In Colossians 2:11-12 Paul says that baptism has replaced circumcision. He refers to baptism as "the circumcision of Christ" and "the circumcision made without hands." Circumcision in adults was fairly rare as you can imagine under the Old Law as there weren't many converts to Judaism. Most circumcision was preformed on infants near or at birth. By comparing circumcision to baptism Paul is telling us we are to include infants in baptism.
The priest also explained the parallel between a man wanting to become a Jew and now someone wanting to become a Christian. There was no distinction between Catholic and Christian in the bible as I pray there won't have to be some day again as well! But thats another story for another day! Anyway, he said in the Old Testament for a man to become a Jew he had to believe in the God of Israel and be circumcised. In the New Testament, if a man wants to become a Christian he must believe in God and Jesus and be baptized.
In this same parallel I also began to understand why we don't wait to baptize. Babies born into Jewish families in the Old Testament could be circumcised in anticipation of growing and learning the Jewish faith as they were to be raise.

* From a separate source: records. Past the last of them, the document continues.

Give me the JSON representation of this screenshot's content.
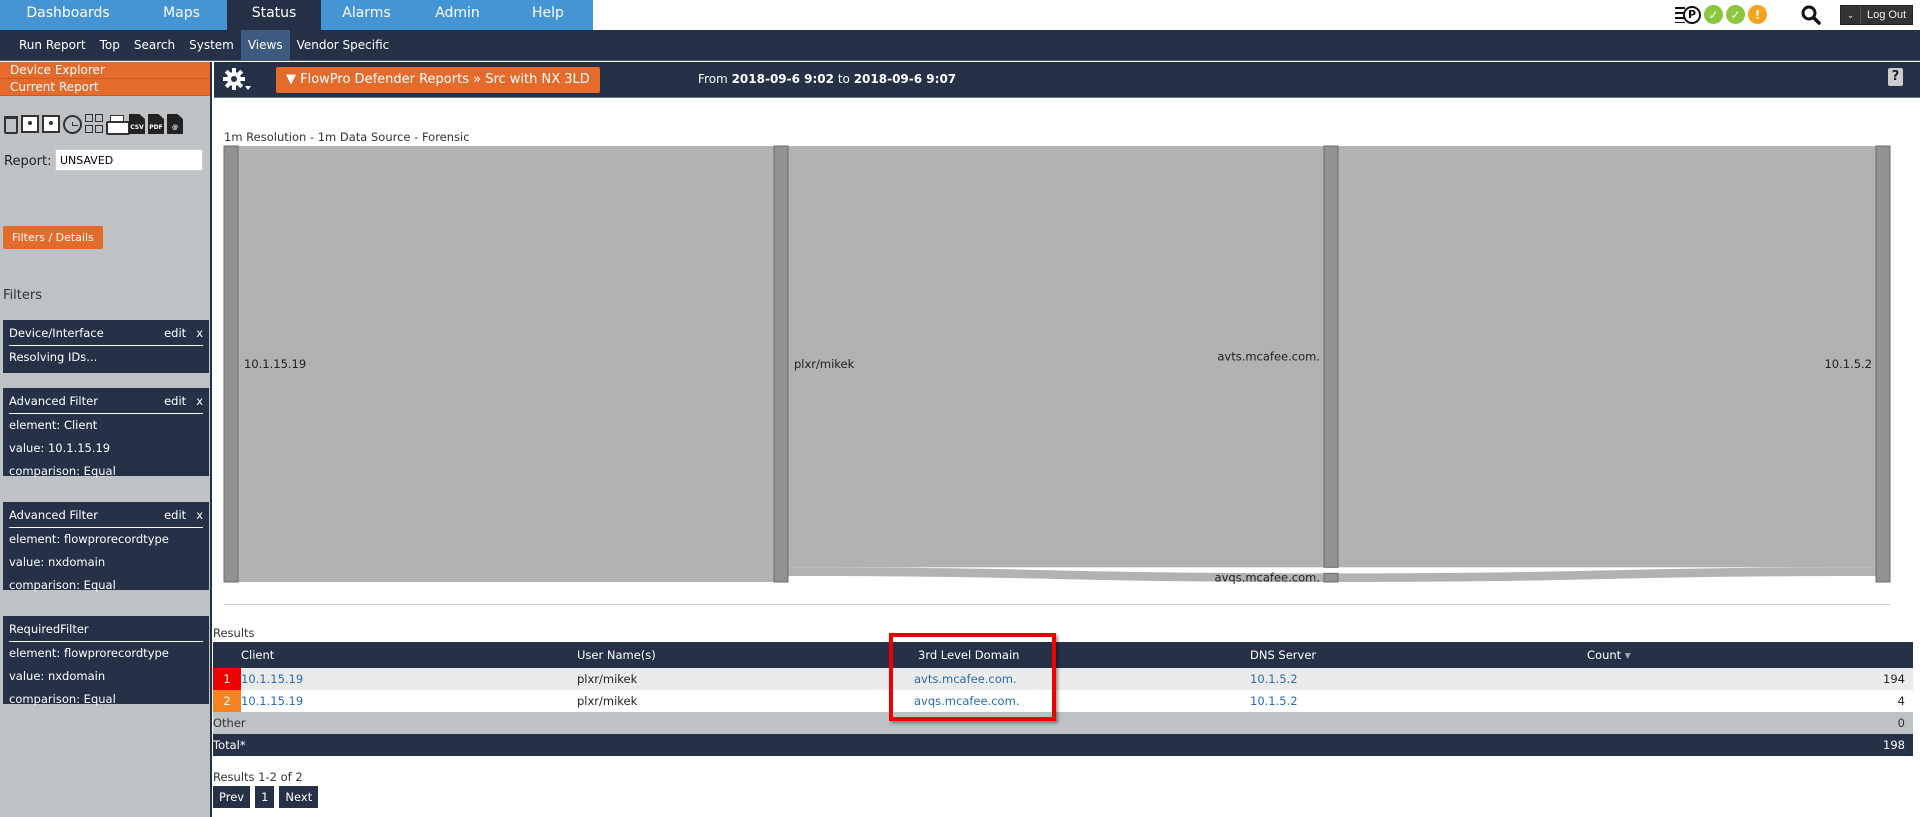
{
  "main_nav": {
    "tabs": [
      {
        "label": "Dashboards",
        "active": false
      },
      {
        "label": "Maps",
        "active": false
      },
      {
        "label": "Status",
        "active": true
      },
      {
        "label": "Alarms",
        "active": false
      },
      {
        "label": "Admin",
        "active": false
      },
      {
        "label": "Help",
        "active": false
      }
    ]
  },
  "status_icons": {
    "poller_label": "P",
    "check_glyph": "✓",
    "warn_glyph": "!"
  },
  "header": {
    "logout_label": "Log Out",
    "logout_caret": "⌄"
  },
  "sub_nav": {
    "tabs": [
      {
        "label": "Run Report",
        "active": false
      },
      {
        "label": "Top",
        "active": false
      },
      {
        "label": "Search",
        "active": false
      },
      {
        "label": "System",
        "active": false
      },
      {
        "label": "Views",
        "active": true
      },
      {
        "label": "Vendor Specific",
        "active": false
      }
    ]
  },
  "sidebar": {
    "device_explorer": "Device Explorer",
    "current_report": "Current Report",
    "tool_icons": [
      "trash-icon",
      "save-icon",
      "save-as-icon",
      "schedule-clock-icon",
      "layout-grid-icon",
      "print-icon",
      "csv-export-icon",
      "pdf-export-icon",
      "email-export-icon"
    ],
    "csv_label": "CSV",
    "pdf_label": "PDF",
    "email_label": "@",
    "report_label": "Report:",
    "report_value": "UNSAVED",
    "filters_details_button": "Filters / Details",
    "filters_heading": "Filters",
    "filter_cards": [
      {
        "title": "Device/Interface",
        "edit": "edit",
        "remove": "x",
        "lines": [
          "Resolving IDs..."
        ]
      },
      {
        "title": "Advanced Filter",
        "edit": "edit",
        "remove": "x",
        "lines": [
          "element: Client",
          "value: 10.1.15.19",
          "comparison: Equal"
        ]
      },
      {
        "title": "Advanced Filter",
        "edit": "edit",
        "remove": "x",
        "lines": [
          "element: flowprorecordtype",
          "value: nxdomain",
          "comparison: Equal"
        ]
      },
      {
        "title": "RequiredFilter",
        "lines": [
          "element: flowprorecordtype",
          "value: nxdomain",
          "comparison: Equal"
        ]
      }
    ]
  },
  "report_bar": {
    "title": "▼ FlowPro Defender Reports » Src with NX 3LD",
    "from_label": "From",
    "from_value": "2018-09-6 9:02",
    "to_label": "to",
    "to_value": "2018-09-6 9:07",
    "help_label": "?"
  },
  "resolution_note": "1m Resolution - 1m Data Source - Forensic",
  "chart_data": {
    "type": "sankey",
    "columns": [
      "Client",
      "User Name(s)",
      "3rd Level Domain",
      "DNS Server"
    ],
    "nodes": [
      {
        "id": "client-10.1.15.19",
        "label": "10.1.15.19",
        "column": 0,
        "value": 198
      },
      {
        "id": "user-plxr/mikek",
        "label": "plxr/mikek",
        "column": 1,
        "value": 198
      },
      {
        "id": "domain-avts",
        "label": "avts.mcafee.com.",
        "column": 2,
        "value": 194
      },
      {
        "id": "domain-avqs",
        "label": "avqs.mcafee.com.",
        "column": 2,
        "value": 4
      },
      {
        "id": "dns-10.1.5.2",
        "label": "10.1.5.2",
        "column": 3,
        "value": 198
      }
    ],
    "links": [
      {
        "source": "client-10.1.15.19",
        "target": "user-plxr/mikek",
        "value": 198
      },
      {
        "source": "user-plxr/mikek",
        "target": "domain-avts",
        "value": 194
      },
      {
        "source": "user-plxr/mikek",
        "target": "domain-avqs",
        "value": 4
      },
      {
        "source": "domain-avts",
        "target": "dns-10.1.5.2",
        "value": 194
      },
      {
        "source": "domain-avqs",
        "target": "dns-10.1.5.2",
        "value": 4
      }
    ]
  },
  "results": {
    "label": "Results",
    "columns": [
      "Client",
      "User Name(s)",
      "3rd Level Domain",
      "DNS Server",
      "Count"
    ],
    "sort_indicator": "▾",
    "rows": [
      {
        "rank": "1",
        "client": "10.1.15.19",
        "user": "plxr/mikek",
        "domain": "avts.mcafee.com.",
        "dns": "10.1.5.2",
        "count": "194"
      },
      {
        "rank": "2",
        "client": "10.1.15.19",
        "user": "plxr/mikek",
        "domain": "avqs.mcafee.com.",
        "dns": "10.1.5.2",
        "count": "4"
      }
    ],
    "other_label": "Other",
    "other_count": "0",
    "total_label": "Total*",
    "total_count": "198",
    "summary": "Results 1-2 of 2",
    "pager": {
      "prev": "Prev",
      "page": "1",
      "next": "Next"
    }
  },
  "colors": {
    "nav_blue": "#4594d3",
    "navy": "#263148",
    "orange": "#e56b2c",
    "rank1": "#ef0000",
    "rank2": "#f58220",
    "link_blue": "#2a6bb0",
    "sankey_flow": "#b2b2b2",
    "sankey_node": "#919191",
    "highlight_red": "#e00000"
  }
}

So in the New Testament isn't it appropriate for the new circumcision, baptism, to be done in infancy in anticipation of the Christian faith that they will be raise in as well?
Sienna, of course, doesn't fully understand any of this yet, so I thought I'd ask her why she thinks babies get baptized. She didn't skip a beat before offering her simple summary:
"So we can promise to teach them to love God."
Faith and understanding like a child! May we all have it. Amen!